Study material:

┄┄┄┄┄┄┄┄┄┄┄┄┄┄┄┄┄┄┄┄

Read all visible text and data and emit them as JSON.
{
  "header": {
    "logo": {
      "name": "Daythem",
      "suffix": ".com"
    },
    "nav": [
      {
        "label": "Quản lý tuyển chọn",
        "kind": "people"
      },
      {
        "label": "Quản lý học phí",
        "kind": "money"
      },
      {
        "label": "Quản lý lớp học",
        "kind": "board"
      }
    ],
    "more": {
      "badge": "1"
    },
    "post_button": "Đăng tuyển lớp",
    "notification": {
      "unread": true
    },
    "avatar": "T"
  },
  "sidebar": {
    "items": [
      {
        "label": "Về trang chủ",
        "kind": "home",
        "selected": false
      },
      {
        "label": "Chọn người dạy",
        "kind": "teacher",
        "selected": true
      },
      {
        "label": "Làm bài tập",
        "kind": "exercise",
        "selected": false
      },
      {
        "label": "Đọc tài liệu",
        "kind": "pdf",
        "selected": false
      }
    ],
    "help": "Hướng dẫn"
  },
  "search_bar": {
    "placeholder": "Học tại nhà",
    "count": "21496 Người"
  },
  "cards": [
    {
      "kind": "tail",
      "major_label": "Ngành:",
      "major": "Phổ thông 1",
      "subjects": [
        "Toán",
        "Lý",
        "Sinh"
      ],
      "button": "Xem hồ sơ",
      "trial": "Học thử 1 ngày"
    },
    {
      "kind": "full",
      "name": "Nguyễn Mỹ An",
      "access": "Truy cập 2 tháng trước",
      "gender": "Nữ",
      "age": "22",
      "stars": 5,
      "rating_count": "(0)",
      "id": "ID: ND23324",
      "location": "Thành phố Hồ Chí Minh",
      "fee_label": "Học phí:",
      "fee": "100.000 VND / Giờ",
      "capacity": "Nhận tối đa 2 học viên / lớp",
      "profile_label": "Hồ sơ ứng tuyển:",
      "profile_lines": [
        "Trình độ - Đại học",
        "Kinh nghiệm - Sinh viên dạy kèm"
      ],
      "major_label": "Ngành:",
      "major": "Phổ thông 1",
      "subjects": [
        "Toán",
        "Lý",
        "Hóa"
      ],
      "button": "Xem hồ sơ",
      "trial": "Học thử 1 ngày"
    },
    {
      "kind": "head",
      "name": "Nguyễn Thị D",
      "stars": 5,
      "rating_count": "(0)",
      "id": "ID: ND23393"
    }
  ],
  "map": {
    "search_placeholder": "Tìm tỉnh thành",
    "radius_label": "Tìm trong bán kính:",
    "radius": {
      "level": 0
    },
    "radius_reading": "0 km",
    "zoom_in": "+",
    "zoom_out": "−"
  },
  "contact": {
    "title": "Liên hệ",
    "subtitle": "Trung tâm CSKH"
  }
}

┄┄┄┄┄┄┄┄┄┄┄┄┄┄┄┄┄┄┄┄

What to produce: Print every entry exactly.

Written response:
Read all visible text and data and emit them as JSON.
{
  "header": {
    "logo": {
      "name": "Daythem",
      "suffix": ".com"
    },
    "nav": [
      {
        "label": "Quản lý tuyển chọn",
        "kind": "people"
      },
      {
        "label": "Quản lý học phí",
        "kind": "money"
      },
      {
        "label": "Quản lý lớp học",
        "kind": "board"
      }
    ],
    "more": {
      "badge": "1"
    },
    "post_button": "Đăng tuyển lớp",
    "notification": {
      "unread": true
    },
    "avatar": "T"
  },
  "sidebar": {
    "items": [
      {
        "label": "Về trang chủ",
        "kind": "home",
        "selected": false
      },
      {
        "label": "Chọn người dạy",
        "kind": "teacher",
        "selected": true
      },
      {
        "label": "Làm bài tập",
        "kind": "exercise",
        "selected": false
      },
      {
        "label": "Đọc tài liệu",
        "kind": "pdf",
        "selected": false
      }
    ],
    "help": "Hướng dẫn"
  },
  "search_bar": {
    "placeholder": "Học tại nhà",
    "count": "21496 Người"
  },
  "cards": [
    {
      "kind": "tail",
      "major_label": "Ngành:",
      "major": "Phổ thông 1",
      "subjects": [
        "Toán",
        "Lý",
        "Sinh"
      ],
      "button": "Xem hồ sơ",
      "trial": "Học thử 1 ngày"
    },
    {
      "kind": "full",
      "name": "Nguyễn Mỹ An",
      "access": "Truy cập 2 tháng trước",
      "gender": "Nữ",
      "age": "22",
      "stars": 5,
      "rating_count": "(0)",
      "id": "ID: ND23324",
      "location": "Thành phố Hồ Chí Minh",
      "fee_label": "Học phí:",
      "fee": "100.000 VND / Giờ",
      "capacity": "Nhận tối đa 2 học viên / lớp",
      "profile_label": "Hồ sơ ứng tuyển:",
      "profile_lines": [
        "Trình độ - Đại học",
        "Kinh nghiệm - Sinh viên dạy kèm"
      ],
      "major_label": "Ngành:",
      "major": "Phổ thông 1",
      "subjects": [
        "Toán",
        "Lý",
        "Hóa"
      ],
      "button": "Xem hồ sơ",
      "trial": "Học thử 1 ngày"
    },
    {
      "kind": "head",
      "name": "Nguyễn Thị D",
      "stars": 5,
      "rating_count": "(0)",
      "id": "ID: ND23393"
    }
  ],
  "map": {
    "search_placeholder": "Tìm tỉnh thành",
    "radius_label": "Tìm trong bán kính:",
    "radius": {
      "level": 0
    },
    "radius_reading": "0 km",
    "zoom_in": "+",
    "zoom_out": "−"
  },
  "contact": {
    "title": "Liên hệ",
    "subtitle": "Trung tâm CSKH"
  }
}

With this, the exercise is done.